18,6km – with Prasana.
Today wasn’t as bad as yesterday. I’m 5cm shorter and my feet are tired from all this walking yesterday but the path was much more comfortable to walk on today. Not too many ups and downs, the way even and well maintained. We started in Pendeen walking through an area of Geevor Mine and other disused tin mines. Cornwall was world leader in tin production in the 1860s/70s but production declined in the late 19th century due to overseas competitors. These days Geevor Mine is a museum. I could see Frodo walking through this landscape on his way to destroy the one ring. Maybe it wasn’t as dark but it was definitely an interesting area to walk through.
In Cape Cornwall we had a coffee stop with a fantastic date slice and chatted with Annie, a lovely bubbly lady working for National Trust. She gave us tips where to get nice food in the next villages and estimated times how long it would take us to get to Porthcurno. She also gave us advice on seal watching. Starting from May, June you can see seals everywhere long the Cornish coastline. April is a little to early as it’s still too cold, but if you’re lucky you can see some in Whitesand Bay, near St. Ives on Seal Island and definitely at Godrevy Point. (Wherever you are at the Cornish coast, ask the locals to show you (best on a map) where to see seals.)

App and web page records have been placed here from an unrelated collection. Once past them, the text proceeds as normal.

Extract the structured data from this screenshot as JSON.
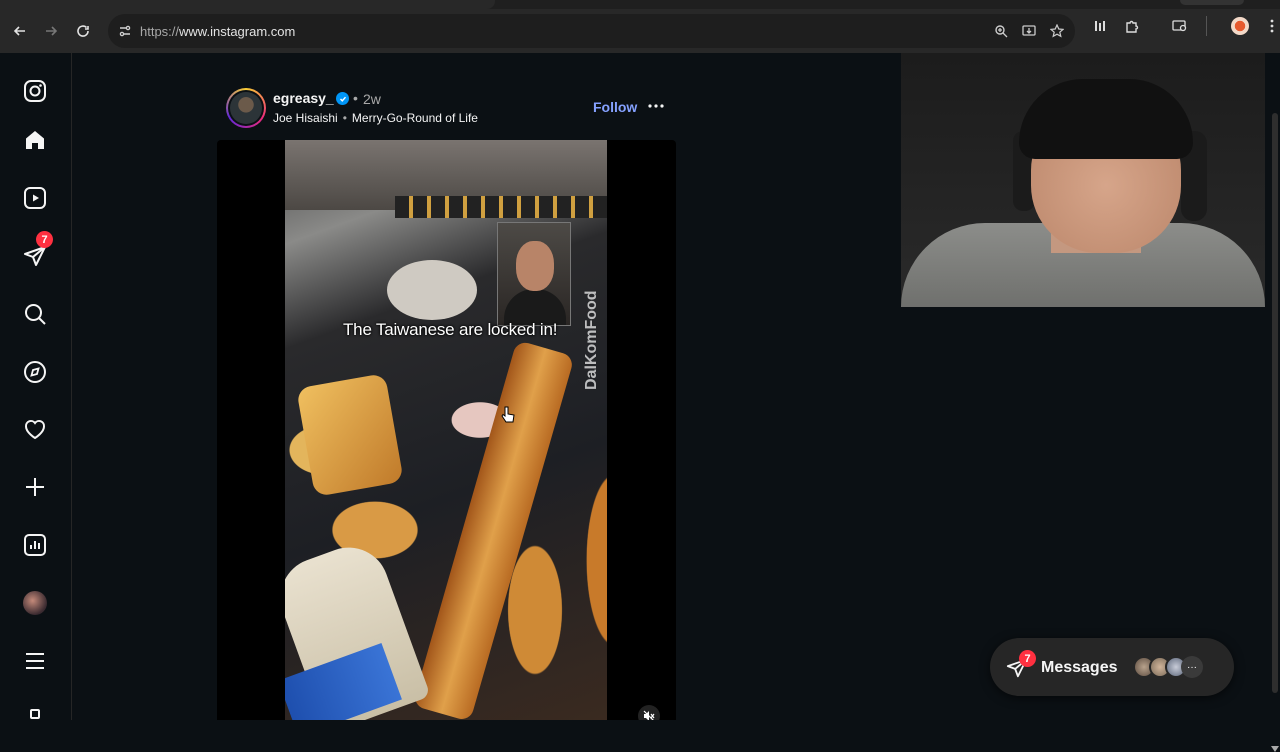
{
  "browser": {
    "url_scheme": "https://",
    "url_host": "www.instagram.com",
    "icons": [
      "back-icon",
      "forward-icon",
      "reload-icon",
      "site-settings-icon",
      "zoom-icon",
      "install-app-icon",
      "bookmark-star-icon",
      "extension-icon",
      "puzzle-extensions-icon",
      "tab-search-icon",
      "profile-avatar-icon",
      "kebab-menu-icon"
    ]
  },
  "sidenav": {
    "items": [
      {
        "name": "instagram-logo-icon"
      },
      {
        "name": "home-icon"
      },
      {
        "name": "reels-icon"
      },
      {
        "name": "messages-icon",
        "badge": "7"
      },
      {
        "name": "search-icon"
      },
      {
        "name": "explore-icon"
      },
      {
        "name": "notifications-heart-icon"
      },
      {
        "name": "create-plus-icon"
      },
      {
        "name": "dashboard-icon"
      },
      {
        "name": "profile-avatar"
      },
      {
        "name": "more-menu-icon"
      }
    ]
  },
  "post": {
    "username": "egreasy_",
    "dot": "•",
    "time": "2w",
    "audio_artist": "Joe Hisaishi",
    "audio_sep": "•",
    "audio_track": "Merry-Go-Round of Life",
    "follow_label": "Follow",
    "video_caption": "The Taiwanese are locked in!",
    "video_watermark": "DalKomFood"
  },
  "messages_pill": {
    "label": "Messages",
    "badge": "7",
    "more": "···"
  },
  "colors": {
    "background": "#0b1014",
    "follow": "#85a1ff",
    "badge": "#ff3040",
    "verified": "#0095f6"
  }
}
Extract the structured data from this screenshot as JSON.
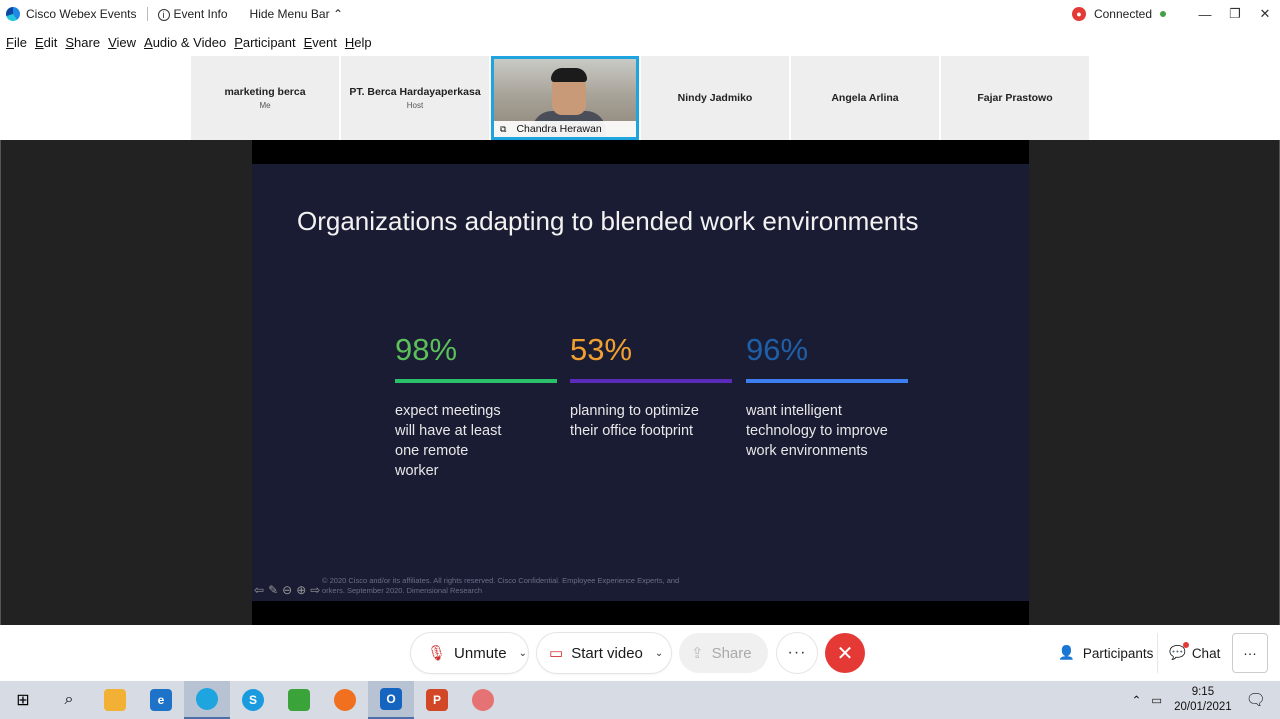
{
  "titlebar": {
    "app_name": "Cisco Webex Events",
    "event_info": "Event Info",
    "hide_menu": "Hide Menu Bar",
    "status": "Connected"
  },
  "menu": [
    "File",
    "Edit",
    "Share",
    "View",
    "Audio & Video",
    "Participant",
    "Event",
    "Help"
  ],
  "participants": [
    {
      "name": "marketing berca",
      "role": "Me"
    },
    {
      "name": "PT. Berca Hardayaperkasa",
      "role": "Host"
    },
    {
      "name": "Chandra Herawan",
      "role": ""
    },
    {
      "name": "Nindy Jadmiko",
      "role": ""
    },
    {
      "name": "Angela Arlina",
      "role": ""
    },
    {
      "name": "Fajar Prastowo",
      "role": ""
    }
  ],
  "slide": {
    "title": "Organizations adapting to blended work environments",
    "stats": [
      {
        "value": "98%",
        "text": "expect meetings will have at least one remote worker",
        "color": "#5cc05a",
        "bar": "#2bbf6a"
      },
      {
        "value": "53%",
        "text": "planning to optimize their office footprint",
        "color": "#f0a030",
        "bar": "#5a2ab8"
      },
      {
        "value": "96%",
        "text": "want intelligent technology to improve work environments",
        "color": "#1f5fa8",
        "bar": "#3d7ff0"
      }
    ],
    "footnote_1": "© 2020 Cisco and/or its affiliates. All rights reserved. Cisco Confidential. Employee Experience Experts, and",
    "footnote_2": "orkers. September 2020. Dimensional Research"
  },
  "controls": {
    "unmute": "Unmute",
    "start_video": "Start video",
    "share": "Share",
    "more": "···",
    "participants": "Participants",
    "chat": "Chat"
  },
  "taskbar": {
    "time": "9:15",
    "date": "20/01/2021"
  },
  "colors": {
    "accent": "#1ea5e0",
    "end_call": "#e53935",
    "slide_bg": "#1a1c33"
  }
}
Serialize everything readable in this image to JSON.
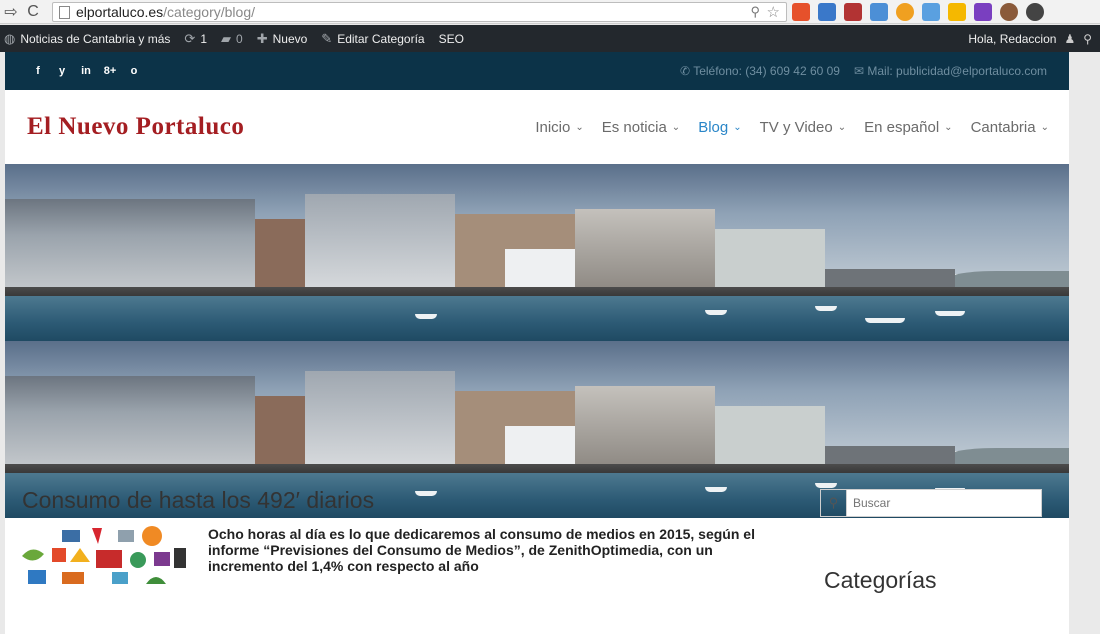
{
  "browser": {
    "url_host": "elportaluco.es",
    "url_path": "/category/blog/"
  },
  "wp_bar": {
    "site_name": "Noticias de Cantabria y más",
    "updates_count": "1",
    "comments_count": "0",
    "new_label": "Nuevo",
    "edit_label": "Editar Categoría",
    "seo_label": "SEO",
    "greeting": "Hola, Redaccion"
  },
  "topbar": {
    "social": [
      "f",
      "y",
      "in",
      "8+",
      "o"
    ],
    "phone": "Teléfono: (34) 609 42 60 09",
    "mail": "Mail: publicidad@elportaluco.com"
  },
  "header": {
    "logo": "El Nuevo Portaluco",
    "menu": [
      {
        "label": "Inicio",
        "active": false
      },
      {
        "label": "Es noticia",
        "active": false
      },
      {
        "label": "Blog",
        "active": true
      },
      {
        "label": "TV y Video",
        "active": false
      },
      {
        "label": "En español",
        "active": false
      },
      {
        "label": "Cantabria",
        "active": false
      }
    ]
  },
  "post": {
    "title": "Consumo de hasta los 492′ diarios",
    "excerpt": "Ocho horas al día es lo que dedicaremos al consumo de medios en 2015, según el informe “Previsiones del Consumo de Medios”, de ZenithOptimedia, con un incremento del 1,4% con respecto al año"
  },
  "sidebar": {
    "search_placeholder": "Buscar",
    "categories_title": "Categorías"
  },
  "colors": {
    "admin_bar": "#23282d",
    "topbar": "#0c3348",
    "logo": "#a41e22",
    "menu_active": "#2a86c8"
  }
}
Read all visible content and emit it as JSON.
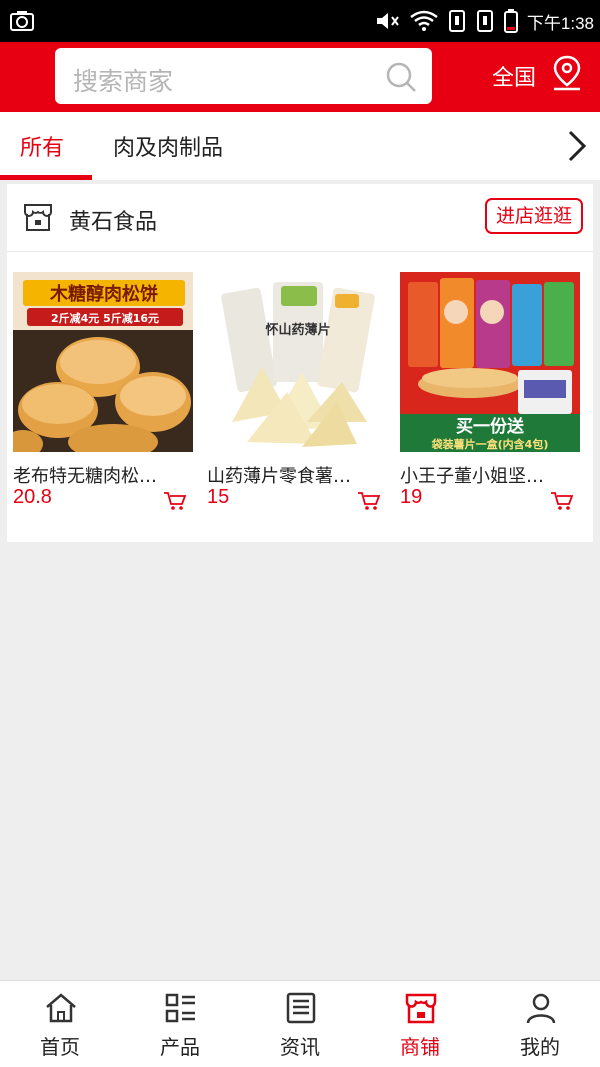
{
  "status_bar": {
    "time": "下午1:38"
  },
  "header": {
    "search_placeholder": "搜索商家",
    "region": "全国"
  },
  "tabs": [
    {
      "label": "所有",
      "active": true
    },
    {
      "label": "肉及肉制品",
      "active": false
    }
  ],
  "shop": {
    "name": "黄石食品",
    "visit_label": "进店逛逛",
    "products": [
      {
        "name": "老布特无糖肉松…",
        "price": "20.8",
        "banner": "木糖醇肉松饼",
        "promo": "2斤减4元 5斤减16元"
      },
      {
        "name": "山药薄片零食薯…",
        "price": "15",
        "bag_text": "怀山药薄片"
      },
      {
        "name": "小王子董小姐坚…",
        "price": "19",
        "promo_big": "买一份送",
        "promo_small": "袋装薯片一盒(内含4包)"
      }
    ]
  },
  "bottom_nav": [
    {
      "label": "首页",
      "icon": "home-icon"
    },
    {
      "label": "产品",
      "icon": "grid-list-icon"
    },
    {
      "label": "资讯",
      "icon": "news-icon"
    },
    {
      "label": "商铺",
      "icon": "shop-icon",
      "active": true
    },
    {
      "label": "我的",
      "icon": "user-icon"
    }
  ],
  "colors": {
    "brand": "#e60012",
    "background": "#eeeeee"
  }
}
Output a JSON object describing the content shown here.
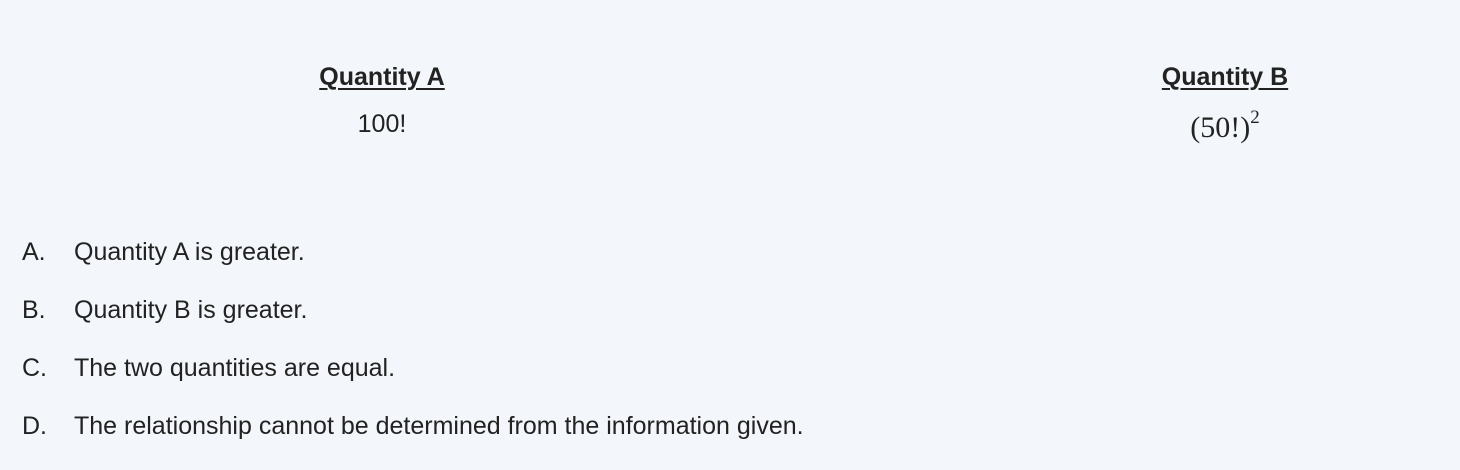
{
  "quantity_a": {
    "header": "Quantity A",
    "value": "100!"
  },
  "quantity_b": {
    "header": "Quantity B",
    "value_base": "(50!)",
    "value_exponent": "2"
  },
  "choices": [
    {
      "letter": "A.",
      "text": "Quantity A is greater."
    },
    {
      "letter": "B.",
      "text": "Quantity B is greater."
    },
    {
      "letter": "C.",
      "text": "The two quantities are equal."
    },
    {
      "letter": "D.",
      "text": "The relationship cannot be determined from the information given."
    }
  ],
  "colors": {
    "background": "#f3f6fa",
    "text": "#222222"
  }
}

We finished our walk in Land’s End, England’s most western tip, after 19km. Very touristy. From there we took a bus to Porthcurno where we stayed at a B&B. The good thing about small villages is that they have at least 2 pubs. And the locals can tell you to which one to go :-).
More information about the South West Coast Path: